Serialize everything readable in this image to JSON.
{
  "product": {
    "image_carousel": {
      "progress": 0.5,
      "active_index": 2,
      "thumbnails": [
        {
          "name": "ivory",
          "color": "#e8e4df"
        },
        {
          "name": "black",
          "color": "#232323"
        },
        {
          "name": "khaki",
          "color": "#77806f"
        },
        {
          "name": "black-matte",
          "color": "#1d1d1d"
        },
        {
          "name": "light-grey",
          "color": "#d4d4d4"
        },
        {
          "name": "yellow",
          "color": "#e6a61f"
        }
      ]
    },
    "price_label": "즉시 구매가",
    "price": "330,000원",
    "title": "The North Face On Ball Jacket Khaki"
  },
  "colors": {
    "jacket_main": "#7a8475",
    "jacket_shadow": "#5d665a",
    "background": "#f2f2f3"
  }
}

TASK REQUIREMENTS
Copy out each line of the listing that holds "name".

WRITTEN RESPONSE
          "name": "ivory",
          "name": "black",
          "name": "khaki",
          "name": "black-matte",
          "name": "light-grey",
          "name": "yellow",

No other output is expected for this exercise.